Thursday, January 22, 2009
The Airborne Laser - World's Largest Hunk of Titanium
Titanium alloy is extraordinarily strong, stiff, and light, all qualities coveted by people interested in cramming in as much horsepower into the lightest, strongest package possible. On the flip side, it is extraordinarily expensive, and a real pain in the neck to cut and weld. It is close to impossible to cut with a hacksaw, all but requiring the use of fancy water jet cutters or electrical discharge machining.
Titanium is such a cool material that its has developed its own mystique, even crossing over to non engineers, conjuring up, for many, the promise of a real space age materials – rare, expensive, and high performance. Even though it is one of the more common elements in the earth’s crust, it is so hard to work with that items made from it are necessarily, expensive.
Marketing types have pounced on the metal’s cachet, and it is used as a come-on in sorts of marketing campaigns that seek to project of an image of high tech strength. There are titanium golf balls, titanium coffee cups, titanium rain coats, titanium computers, titanium sunglasses, and titanium condoms. There may actually be some rationalization for including a fleck or two of titanium in a golf ball, but the need to include it in the others doesn’t seem apparent, and in fact most of these items don’t actually contain a lick of it.
One item that does contain titanium, in fact quite a lot of it, is the “ABL”, a gigantic US Air Force airplane-mounted laser, one of the linchpins of U.S. Ballistic Missile Defense system which is the successor to Ronald Reagan’s Cold War Era “Star Wars” Strategic Defense Initiative. The ABL is a very large oxygen-iodine laser that is powerful enough, or so its Pentagon designers claim, to destroy a missile during its “boost phase”, the first few minutes after it lifts off and is thrust into the sky by its powerful chemical rocket engines.
Large parts of the missile killing light beam are encased in an approximately 25 foot by 10 foot protruding titanium “belly skin” affixed to the bottom of a heavily modified Boeing 747. This skin, or panel, has 36 holes arranged in eight neat rows of four holes, each hole being slightly larger than one foot in diameter. Through these holes, the jet of steam exhaust generated by the laser’s firing system will be ejected after it locks on and destroys an ascending missile.

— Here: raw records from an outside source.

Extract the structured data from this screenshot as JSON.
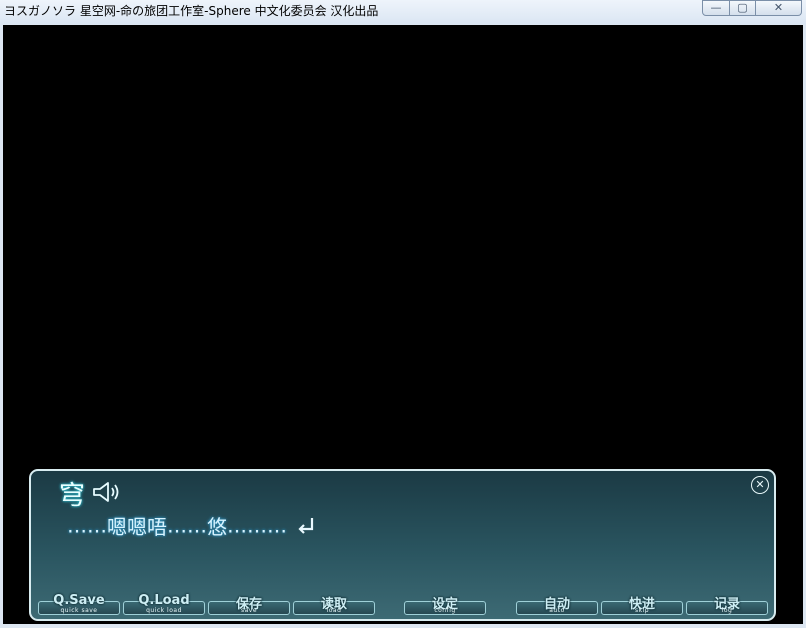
{
  "window": {
    "title": "ヨスガノソラ 星空网-命の旅团工作室-Sphere 中文化委员会 汉化出品",
    "buttons": {
      "minimize": "—",
      "maximize": "▢",
      "close": "✕"
    }
  },
  "message": {
    "speaker": "穹",
    "text_prefix": "……",
    "text_main": "嗯嗯唔",
    "text_mid": "……",
    "text_name": "悠",
    "text_suffix": "………",
    "close_glyph": "✕",
    "icons": {
      "voice": "speaker-icon",
      "continue": "enter-arrow-icon",
      "close": "close-icon"
    }
  },
  "menu": [
    {
      "label": "Q.Save",
      "sub": "quick save"
    },
    {
      "label": "Q.Load",
      "sub": "quick load"
    },
    {
      "label": "保存",
      "sub": "save"
    },
    {
      "label": "读取",
      "sub": "load"
    },
    {
      "label": "设定",
      "sub": "config"
    },
    {
      "label": "自动",
      "sub": "auto"
    },
    {
      "label": "快进",
      "sub": "skip"
    },
    {
      "label": "记录",
      "sub": "log"
    }
  ]
}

When the laser operates, great quantities of hot, highly pressurized steam will rapidly exit the aircraft and extreme measures to protect the airplane and crew are required. The project engineers designed a massive hunk of robot-fabricated titanium, the world’s largest titanium part, for the laser shell because only titanium met the thermal, material strength and chemical requirements of the project.